Today is my church’s Annual Thanksgiving Service, and I am ecstatic. I haven’t been to church in almost a year and surprisingly, I’m really looking forward to it. I mean, it’s a chance to dress to kill and goan be eyeing those sexy church girls who are all lowkey bad girls. Plus, I hear they’ll be serving us jollof rice and chicken with big coke after the service ends. What a time to be alive people 😀
I am dressed in my shiny white lace agbada. Full yoruba boy style with the maroon coloured cap and all. Staring at my reflection in the mirror, I have to admit that I do feel quite…destructive. Like, I feel like going outside and breaking up one or two marriages and cheating on three girls, just because I can. I think these Twitter pipu maybe right after all. There’s something about white agbada that just brings out the demonic entity living inside you. I better keep this on a low though, before my mum will hear and start to rebuke and denounce the ‘evil spirits’ of heartbreak in my clothes. I am so not ready for a deliverance session this early morning.
Stepping into the church though is one of the biggest ‘bubble bursting’ moments of my career. Apparently, today is ‘white native day’ and I missed the memo. The Ushers, Choir and almost every other Tom, Dick and Emeka are decked in some form of white traditional attire. From the very distinguished white agbada to what appears to be a white bed sheet, and finally the very elaborate ‘parachute looking white’. These people are wearing it all, everything. I remember something one of those motivational speakers said, about “remaining outstanding in the midst of turbulent and trying situations” even as I force myself not to cry.
I look around and spot a group of babes I haven’t seen in a while, sitting together and laughing. I immediately leave my seat and goan join them. What better way to console one’s self than in the midst of beautiful ladies?
After more than six hours, and several million naira being (joyfully of course) raised in the process, the Thanksgiving service finally comes to an end. Black churches really need to chill though. The kind of testimonies and dancing I’ve witnessed today alone is enough for me to….shaa, lemme just chill. Before heavenly lightening will just come from nowhere and I’ll turn to past tense.
I grab my packaged rice and very hot bottle of coke from the usher. These church people sef, they’ll leave someone wondering whether ice block is a sin in the bible or something. Once again, I remember the lightening and I immediately stop complaining. This man walks past me, all happy and laughing. I contemplate slicing his throat and watching the blood stain his white but, I decide against it. Lemme just go home and sleep today away.
I get to the car and find it unlocked and empty. From afar I sight my family members, all happy and socialising. The anger that passes over me is overwhelming. I am so not in the mood for this. Shaa, I had better just eat my rice in the car and wait for them.
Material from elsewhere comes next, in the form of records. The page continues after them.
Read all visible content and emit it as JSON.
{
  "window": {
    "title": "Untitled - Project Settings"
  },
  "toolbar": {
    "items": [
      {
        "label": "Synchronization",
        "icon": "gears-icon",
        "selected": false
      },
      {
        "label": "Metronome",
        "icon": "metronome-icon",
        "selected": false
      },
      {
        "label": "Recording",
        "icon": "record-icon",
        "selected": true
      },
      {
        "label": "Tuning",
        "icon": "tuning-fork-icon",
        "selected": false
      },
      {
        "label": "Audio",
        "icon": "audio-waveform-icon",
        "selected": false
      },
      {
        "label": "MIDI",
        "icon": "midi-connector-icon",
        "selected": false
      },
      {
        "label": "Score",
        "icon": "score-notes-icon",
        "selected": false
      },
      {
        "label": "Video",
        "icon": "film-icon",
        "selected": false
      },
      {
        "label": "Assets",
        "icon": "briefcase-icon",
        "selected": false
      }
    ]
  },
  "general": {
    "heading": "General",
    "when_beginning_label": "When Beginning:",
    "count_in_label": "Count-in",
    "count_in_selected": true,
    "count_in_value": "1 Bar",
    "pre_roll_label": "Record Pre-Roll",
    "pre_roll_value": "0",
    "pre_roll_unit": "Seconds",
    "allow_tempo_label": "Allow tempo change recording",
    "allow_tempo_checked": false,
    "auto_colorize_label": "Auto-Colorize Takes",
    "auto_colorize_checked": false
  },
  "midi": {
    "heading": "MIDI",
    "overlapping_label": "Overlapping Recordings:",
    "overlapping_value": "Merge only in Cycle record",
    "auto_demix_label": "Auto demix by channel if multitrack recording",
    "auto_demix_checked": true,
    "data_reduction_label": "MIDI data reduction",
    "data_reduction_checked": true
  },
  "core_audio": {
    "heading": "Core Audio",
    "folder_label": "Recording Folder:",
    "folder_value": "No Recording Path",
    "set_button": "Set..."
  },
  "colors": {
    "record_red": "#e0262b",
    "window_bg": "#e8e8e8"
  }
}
I take off my cap and gold watch and roll up my sleeves. Finally, some action. I am literally salivating as I prepare myself to vigorously attack this food. As I open the pack, I am totally unprepared for what follows. Half of the jollof rice is missing. Along with the chicken.
The shock and despair I feel reaches even the innermost part of my soul, but along with devastation comes resolve. Slow, calm resolve. I smile coldly as I take off my white agbada and step out of the car.
If I can’t have full jollof rice and chicken, no one can.
Great Opara is…well, he’s Great, he likes to see himself as a peculiar, “tribeless” Nigerian. His hobbies include but are not limited to writing, eating, staring at his image in the mirror and talking to pretty females. Blessed with the gift of sarcasm, this antisocial, introverted, unsung hero plans to use fiction to change the world. You can follow him on Twitter: @monsieur_ace